Craterostigmus is distinguished from all other centipedes by:
Craterostigmus tasmanianus, showing the pair of 'can opener' tooth plates on the maxillipede coxosternite. These are the same in C. crabilli, which has 5–8 teeth on each plate. © Sue Lindsay, Australian Museum
Craterostigmus crabilli in dorsal view, showing the basal parts of the 15th leg pair. The elongate structure projecting behind the ultimate leg-bearing segment is the anal capsule. This specimen comes from Dunedin, South Island.
Craterostigmus crabilli in ventral view, showing the anal capsule opened to reveal 8 fields (4 on each side) of pores that are openings of the anal glands.
Enlargement of the openings of the anal glands in Craterostigmus crabilli.

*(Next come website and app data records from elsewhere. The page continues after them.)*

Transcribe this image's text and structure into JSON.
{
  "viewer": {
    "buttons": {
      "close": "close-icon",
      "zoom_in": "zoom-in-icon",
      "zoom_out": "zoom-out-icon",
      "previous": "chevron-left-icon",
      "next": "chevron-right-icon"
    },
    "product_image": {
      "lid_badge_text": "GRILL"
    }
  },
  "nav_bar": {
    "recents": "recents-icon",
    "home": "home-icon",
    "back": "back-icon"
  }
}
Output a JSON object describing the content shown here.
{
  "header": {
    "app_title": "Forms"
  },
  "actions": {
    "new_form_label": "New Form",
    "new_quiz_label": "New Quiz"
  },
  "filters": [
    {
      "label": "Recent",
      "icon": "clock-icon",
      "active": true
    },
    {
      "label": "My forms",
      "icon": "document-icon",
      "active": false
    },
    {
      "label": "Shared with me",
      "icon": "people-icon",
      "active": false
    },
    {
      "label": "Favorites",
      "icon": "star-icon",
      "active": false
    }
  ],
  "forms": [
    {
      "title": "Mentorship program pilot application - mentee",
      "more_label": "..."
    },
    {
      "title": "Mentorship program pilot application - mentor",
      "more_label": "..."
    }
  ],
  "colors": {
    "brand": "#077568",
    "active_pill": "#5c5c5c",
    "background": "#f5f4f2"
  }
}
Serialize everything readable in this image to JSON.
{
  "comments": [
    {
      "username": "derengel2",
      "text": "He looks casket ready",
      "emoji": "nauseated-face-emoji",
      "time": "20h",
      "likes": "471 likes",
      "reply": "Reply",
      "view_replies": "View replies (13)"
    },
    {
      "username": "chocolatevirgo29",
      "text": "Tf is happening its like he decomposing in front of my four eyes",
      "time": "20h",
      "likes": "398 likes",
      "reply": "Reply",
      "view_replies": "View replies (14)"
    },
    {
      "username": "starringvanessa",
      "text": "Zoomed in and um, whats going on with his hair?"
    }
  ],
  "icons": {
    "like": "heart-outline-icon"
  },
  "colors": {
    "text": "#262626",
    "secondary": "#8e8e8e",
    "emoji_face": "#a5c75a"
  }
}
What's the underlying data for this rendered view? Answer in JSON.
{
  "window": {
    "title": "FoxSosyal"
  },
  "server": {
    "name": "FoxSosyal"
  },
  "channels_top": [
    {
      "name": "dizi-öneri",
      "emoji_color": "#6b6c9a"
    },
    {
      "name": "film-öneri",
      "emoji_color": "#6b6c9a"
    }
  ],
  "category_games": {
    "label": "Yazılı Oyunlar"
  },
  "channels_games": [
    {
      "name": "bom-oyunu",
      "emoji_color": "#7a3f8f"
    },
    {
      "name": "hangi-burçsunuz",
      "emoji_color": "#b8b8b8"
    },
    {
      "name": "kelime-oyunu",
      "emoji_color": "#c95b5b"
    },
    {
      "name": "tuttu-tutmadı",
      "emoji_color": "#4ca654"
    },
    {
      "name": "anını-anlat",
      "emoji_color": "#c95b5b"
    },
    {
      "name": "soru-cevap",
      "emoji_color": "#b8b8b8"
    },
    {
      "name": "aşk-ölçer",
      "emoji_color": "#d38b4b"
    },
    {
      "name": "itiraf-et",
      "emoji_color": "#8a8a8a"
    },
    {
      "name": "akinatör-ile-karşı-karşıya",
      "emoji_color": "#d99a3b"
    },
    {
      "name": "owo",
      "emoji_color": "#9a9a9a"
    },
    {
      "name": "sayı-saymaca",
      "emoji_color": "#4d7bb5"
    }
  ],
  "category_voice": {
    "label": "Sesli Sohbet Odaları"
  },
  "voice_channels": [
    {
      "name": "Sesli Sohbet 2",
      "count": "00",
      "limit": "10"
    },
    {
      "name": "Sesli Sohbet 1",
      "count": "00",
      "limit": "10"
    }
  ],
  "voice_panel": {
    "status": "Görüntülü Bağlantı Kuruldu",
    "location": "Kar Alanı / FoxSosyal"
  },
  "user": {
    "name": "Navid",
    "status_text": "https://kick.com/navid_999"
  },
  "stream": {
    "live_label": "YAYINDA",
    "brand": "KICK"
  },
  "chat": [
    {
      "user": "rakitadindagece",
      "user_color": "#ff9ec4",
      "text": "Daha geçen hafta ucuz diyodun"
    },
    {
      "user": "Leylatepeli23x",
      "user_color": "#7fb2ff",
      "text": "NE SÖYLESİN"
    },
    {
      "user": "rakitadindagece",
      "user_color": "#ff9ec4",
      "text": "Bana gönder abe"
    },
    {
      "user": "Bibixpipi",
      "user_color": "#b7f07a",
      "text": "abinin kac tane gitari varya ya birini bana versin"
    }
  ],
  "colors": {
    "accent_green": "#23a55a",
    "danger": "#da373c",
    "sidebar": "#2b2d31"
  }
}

The depression is the central part of the anal capsule is the anus (Rosenberg et al, 2006).
It is difficult to distinguish Craterostigmus crabilli from its closest relative Craterostigmus tasmanianus using morphological characteristics alone.
The two species can be separated based on molecular characteristics, or using a combination of external and internal anatomical characters:
Plate at the base of the maxillipedes, composed of the fused coxa (the basal leg segment) and sternum.
Same number of body segments at different stages of lifecycle.
A modified pair of legs that functions as an external reproductive organ.
Lip that originates at the border of the mouth in arthropod development.
Tubes used for excretion.
The outer, segmented part of the first pair of mouth appendages immediately behind the mandibles (jaws).
Modified anterior pair of trunk legs that are a functional part of the head.
Hardened plate like body parts.
Plates on ventral surface.
Plates along the back.
Second segment of a leg, between the coxa and the prefemur.